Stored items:

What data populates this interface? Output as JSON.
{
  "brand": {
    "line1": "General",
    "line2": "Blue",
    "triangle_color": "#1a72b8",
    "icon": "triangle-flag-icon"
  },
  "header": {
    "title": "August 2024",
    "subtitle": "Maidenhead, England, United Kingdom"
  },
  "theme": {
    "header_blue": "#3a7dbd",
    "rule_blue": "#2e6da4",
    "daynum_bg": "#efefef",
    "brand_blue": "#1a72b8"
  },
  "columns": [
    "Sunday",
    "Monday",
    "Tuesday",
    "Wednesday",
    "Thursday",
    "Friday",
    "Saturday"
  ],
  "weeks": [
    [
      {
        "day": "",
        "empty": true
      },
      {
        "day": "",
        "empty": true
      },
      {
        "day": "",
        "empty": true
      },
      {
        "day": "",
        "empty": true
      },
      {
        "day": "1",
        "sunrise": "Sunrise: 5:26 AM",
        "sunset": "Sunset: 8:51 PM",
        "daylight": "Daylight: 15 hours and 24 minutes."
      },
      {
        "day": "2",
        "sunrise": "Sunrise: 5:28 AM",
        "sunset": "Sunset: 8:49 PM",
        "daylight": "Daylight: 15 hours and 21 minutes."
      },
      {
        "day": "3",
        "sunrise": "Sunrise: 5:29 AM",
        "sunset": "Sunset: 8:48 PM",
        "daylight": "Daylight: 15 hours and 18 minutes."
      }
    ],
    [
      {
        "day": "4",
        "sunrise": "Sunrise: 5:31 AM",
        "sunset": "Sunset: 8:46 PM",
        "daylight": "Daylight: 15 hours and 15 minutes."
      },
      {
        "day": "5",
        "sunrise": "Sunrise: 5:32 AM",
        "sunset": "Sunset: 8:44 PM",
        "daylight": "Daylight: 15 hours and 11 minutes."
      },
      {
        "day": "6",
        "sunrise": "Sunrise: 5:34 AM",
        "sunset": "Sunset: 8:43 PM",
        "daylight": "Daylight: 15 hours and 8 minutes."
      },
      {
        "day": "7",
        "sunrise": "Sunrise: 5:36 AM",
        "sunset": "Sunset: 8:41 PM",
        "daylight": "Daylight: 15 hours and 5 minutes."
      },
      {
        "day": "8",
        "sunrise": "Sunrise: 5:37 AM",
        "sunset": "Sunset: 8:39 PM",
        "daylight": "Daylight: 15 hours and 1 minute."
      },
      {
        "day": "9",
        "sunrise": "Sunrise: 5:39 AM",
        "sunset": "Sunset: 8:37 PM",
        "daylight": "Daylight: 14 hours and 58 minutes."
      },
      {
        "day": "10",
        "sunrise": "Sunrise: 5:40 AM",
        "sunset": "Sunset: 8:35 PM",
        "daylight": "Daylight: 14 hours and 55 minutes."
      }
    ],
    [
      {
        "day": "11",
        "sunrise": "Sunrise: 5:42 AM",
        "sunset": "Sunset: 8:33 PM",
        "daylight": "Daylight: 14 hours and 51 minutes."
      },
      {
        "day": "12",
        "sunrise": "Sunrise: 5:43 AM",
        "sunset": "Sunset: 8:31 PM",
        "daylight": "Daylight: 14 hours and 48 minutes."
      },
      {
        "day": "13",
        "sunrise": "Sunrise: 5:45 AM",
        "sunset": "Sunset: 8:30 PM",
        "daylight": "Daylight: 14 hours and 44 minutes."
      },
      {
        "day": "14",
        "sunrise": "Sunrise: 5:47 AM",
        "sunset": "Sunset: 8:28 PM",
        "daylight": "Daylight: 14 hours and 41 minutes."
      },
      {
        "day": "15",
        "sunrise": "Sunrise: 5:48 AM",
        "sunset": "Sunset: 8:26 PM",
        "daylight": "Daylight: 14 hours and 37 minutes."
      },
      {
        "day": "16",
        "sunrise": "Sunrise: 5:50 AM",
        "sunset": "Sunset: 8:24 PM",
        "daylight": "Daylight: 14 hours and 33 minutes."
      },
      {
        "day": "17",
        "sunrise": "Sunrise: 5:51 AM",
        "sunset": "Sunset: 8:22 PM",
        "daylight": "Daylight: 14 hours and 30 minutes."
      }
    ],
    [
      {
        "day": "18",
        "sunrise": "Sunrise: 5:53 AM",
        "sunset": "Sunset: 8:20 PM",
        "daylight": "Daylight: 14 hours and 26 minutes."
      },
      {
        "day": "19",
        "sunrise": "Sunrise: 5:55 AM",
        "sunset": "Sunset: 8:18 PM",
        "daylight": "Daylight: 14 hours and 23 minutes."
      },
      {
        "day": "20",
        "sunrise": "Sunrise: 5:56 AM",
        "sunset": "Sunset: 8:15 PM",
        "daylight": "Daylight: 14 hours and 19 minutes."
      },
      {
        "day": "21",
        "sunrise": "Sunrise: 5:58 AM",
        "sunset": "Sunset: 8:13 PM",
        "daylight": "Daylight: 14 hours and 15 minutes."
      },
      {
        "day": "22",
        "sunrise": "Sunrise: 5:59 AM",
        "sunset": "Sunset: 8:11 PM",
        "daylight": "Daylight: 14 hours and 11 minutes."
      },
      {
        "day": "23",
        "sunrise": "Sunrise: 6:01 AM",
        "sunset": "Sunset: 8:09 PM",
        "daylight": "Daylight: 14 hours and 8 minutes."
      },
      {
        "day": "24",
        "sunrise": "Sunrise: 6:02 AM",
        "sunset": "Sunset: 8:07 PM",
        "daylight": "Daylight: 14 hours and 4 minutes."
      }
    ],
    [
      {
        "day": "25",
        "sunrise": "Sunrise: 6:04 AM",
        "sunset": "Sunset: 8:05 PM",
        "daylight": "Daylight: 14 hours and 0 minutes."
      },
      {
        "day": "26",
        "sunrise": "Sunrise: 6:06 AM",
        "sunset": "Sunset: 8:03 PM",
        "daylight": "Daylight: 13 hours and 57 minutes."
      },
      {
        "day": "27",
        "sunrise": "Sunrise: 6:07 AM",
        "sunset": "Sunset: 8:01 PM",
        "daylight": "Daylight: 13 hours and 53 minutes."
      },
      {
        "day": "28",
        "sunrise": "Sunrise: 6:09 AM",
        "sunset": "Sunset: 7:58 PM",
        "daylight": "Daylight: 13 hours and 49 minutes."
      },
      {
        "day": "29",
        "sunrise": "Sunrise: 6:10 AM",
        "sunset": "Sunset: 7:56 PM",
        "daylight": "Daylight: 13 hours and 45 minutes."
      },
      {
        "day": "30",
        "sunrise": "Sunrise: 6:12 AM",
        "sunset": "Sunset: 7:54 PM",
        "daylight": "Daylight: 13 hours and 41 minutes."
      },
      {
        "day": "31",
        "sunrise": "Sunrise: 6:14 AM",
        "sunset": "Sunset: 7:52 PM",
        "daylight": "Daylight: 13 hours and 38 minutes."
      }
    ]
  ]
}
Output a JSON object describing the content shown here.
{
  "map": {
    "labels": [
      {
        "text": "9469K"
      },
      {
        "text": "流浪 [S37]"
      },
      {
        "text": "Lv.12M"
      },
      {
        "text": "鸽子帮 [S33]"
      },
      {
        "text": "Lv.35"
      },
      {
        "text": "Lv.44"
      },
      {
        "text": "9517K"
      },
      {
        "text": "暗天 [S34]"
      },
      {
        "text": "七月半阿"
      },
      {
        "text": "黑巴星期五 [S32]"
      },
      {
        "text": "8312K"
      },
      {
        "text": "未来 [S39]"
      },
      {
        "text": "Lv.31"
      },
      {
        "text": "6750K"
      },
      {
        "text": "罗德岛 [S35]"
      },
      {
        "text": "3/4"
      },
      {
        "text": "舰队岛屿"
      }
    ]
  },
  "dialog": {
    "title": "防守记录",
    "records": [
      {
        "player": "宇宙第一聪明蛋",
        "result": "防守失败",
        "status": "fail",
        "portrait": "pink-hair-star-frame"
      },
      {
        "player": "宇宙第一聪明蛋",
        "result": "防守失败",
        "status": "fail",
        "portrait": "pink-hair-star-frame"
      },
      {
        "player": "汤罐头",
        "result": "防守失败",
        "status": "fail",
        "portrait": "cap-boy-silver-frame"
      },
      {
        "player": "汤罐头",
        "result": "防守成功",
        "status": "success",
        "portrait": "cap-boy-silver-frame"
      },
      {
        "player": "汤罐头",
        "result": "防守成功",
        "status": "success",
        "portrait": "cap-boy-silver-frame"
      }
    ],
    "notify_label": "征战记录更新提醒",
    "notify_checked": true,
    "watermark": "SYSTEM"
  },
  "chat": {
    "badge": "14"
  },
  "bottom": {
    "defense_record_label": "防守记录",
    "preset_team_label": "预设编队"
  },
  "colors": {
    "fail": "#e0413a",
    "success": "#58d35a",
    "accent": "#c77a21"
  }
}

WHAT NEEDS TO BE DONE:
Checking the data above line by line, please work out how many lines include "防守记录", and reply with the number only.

PROBLEM SOLUTION:
2